Read through the data, and wherever a line holds the word "icon", write that line out.

※

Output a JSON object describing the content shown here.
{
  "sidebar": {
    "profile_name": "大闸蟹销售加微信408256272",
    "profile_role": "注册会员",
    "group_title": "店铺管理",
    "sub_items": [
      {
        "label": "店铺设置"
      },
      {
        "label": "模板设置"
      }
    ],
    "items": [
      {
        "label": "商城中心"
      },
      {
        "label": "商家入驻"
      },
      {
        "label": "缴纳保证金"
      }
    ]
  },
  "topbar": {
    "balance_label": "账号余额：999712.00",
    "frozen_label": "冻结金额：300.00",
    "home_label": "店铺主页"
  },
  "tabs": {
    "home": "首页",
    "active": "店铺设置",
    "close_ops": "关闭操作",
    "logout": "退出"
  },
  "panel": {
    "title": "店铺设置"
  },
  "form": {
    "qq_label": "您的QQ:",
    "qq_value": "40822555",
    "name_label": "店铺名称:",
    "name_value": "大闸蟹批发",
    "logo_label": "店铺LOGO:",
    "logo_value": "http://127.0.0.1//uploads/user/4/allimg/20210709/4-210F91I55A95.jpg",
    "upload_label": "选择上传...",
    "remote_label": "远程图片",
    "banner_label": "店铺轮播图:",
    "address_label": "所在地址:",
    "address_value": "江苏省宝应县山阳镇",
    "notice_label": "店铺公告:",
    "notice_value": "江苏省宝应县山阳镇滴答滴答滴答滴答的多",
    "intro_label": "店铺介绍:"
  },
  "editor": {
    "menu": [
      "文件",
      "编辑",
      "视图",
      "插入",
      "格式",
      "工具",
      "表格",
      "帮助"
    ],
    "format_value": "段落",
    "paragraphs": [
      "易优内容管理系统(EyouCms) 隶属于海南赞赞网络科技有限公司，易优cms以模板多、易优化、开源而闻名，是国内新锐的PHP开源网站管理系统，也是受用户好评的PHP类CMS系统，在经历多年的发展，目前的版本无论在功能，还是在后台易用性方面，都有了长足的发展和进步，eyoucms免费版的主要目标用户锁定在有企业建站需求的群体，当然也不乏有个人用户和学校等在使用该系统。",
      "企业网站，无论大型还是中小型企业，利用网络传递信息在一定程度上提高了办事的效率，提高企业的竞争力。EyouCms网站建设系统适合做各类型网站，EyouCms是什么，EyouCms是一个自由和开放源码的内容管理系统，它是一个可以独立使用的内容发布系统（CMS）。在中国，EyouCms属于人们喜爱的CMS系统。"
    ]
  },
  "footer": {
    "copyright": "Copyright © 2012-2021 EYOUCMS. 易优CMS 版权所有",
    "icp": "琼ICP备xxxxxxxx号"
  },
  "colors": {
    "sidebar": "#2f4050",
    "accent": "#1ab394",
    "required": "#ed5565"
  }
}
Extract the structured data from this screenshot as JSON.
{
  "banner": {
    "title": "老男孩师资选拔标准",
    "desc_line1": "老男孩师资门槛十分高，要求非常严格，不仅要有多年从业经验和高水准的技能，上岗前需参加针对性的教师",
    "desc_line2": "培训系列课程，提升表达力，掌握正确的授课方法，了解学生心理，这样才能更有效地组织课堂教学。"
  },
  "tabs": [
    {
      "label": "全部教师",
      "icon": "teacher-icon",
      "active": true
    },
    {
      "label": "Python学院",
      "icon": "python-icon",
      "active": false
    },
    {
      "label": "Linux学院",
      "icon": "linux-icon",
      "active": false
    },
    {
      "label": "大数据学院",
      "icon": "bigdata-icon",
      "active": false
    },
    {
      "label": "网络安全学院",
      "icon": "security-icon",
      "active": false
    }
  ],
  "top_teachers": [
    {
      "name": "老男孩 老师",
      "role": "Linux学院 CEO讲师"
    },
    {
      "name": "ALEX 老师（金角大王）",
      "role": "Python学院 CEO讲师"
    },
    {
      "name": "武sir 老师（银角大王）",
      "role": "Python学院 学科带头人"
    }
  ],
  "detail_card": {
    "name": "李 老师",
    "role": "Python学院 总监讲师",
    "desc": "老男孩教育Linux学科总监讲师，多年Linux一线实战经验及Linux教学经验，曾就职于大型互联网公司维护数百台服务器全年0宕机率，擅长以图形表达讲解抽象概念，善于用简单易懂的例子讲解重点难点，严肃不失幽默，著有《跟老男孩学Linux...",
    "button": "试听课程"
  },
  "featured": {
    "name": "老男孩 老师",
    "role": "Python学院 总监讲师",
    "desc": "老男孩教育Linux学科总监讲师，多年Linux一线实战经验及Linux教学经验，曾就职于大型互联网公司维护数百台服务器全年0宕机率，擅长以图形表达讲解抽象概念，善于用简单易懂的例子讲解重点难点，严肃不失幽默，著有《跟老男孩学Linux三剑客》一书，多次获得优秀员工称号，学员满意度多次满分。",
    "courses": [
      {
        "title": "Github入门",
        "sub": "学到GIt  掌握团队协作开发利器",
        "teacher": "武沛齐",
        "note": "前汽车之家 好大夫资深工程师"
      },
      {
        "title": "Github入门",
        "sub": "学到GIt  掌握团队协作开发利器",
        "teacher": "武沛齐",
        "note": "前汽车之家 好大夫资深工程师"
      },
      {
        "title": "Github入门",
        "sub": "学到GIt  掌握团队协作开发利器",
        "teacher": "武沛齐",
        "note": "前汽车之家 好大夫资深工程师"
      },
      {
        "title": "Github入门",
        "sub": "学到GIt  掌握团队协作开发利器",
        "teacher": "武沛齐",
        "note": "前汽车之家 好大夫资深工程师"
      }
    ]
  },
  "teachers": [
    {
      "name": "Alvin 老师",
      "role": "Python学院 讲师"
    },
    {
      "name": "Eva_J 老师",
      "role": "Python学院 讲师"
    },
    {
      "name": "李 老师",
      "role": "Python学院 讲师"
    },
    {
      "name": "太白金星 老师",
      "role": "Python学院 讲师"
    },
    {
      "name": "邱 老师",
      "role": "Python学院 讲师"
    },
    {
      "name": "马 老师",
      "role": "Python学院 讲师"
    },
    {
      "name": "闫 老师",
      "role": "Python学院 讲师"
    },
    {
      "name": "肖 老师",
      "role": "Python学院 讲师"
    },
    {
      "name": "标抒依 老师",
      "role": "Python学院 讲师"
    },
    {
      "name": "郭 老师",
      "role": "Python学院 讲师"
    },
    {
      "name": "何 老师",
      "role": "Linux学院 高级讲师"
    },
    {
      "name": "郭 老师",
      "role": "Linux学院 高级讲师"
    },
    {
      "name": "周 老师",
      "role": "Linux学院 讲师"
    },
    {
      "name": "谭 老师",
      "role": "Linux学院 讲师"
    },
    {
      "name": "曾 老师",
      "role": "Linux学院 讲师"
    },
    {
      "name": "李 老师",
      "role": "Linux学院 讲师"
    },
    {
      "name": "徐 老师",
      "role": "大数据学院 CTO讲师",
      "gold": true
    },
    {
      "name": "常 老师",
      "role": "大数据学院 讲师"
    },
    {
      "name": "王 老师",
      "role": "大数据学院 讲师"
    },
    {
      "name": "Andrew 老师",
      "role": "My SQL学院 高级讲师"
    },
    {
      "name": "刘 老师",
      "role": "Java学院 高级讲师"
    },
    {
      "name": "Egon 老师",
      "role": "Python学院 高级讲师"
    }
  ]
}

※

=== Result of the task ===
      "icon": "teacher-icon",
      "icon": "python-icon",
      "icon": "linux-icon",
      "icon": "bigdata-icon",
      "icon": "security-icon",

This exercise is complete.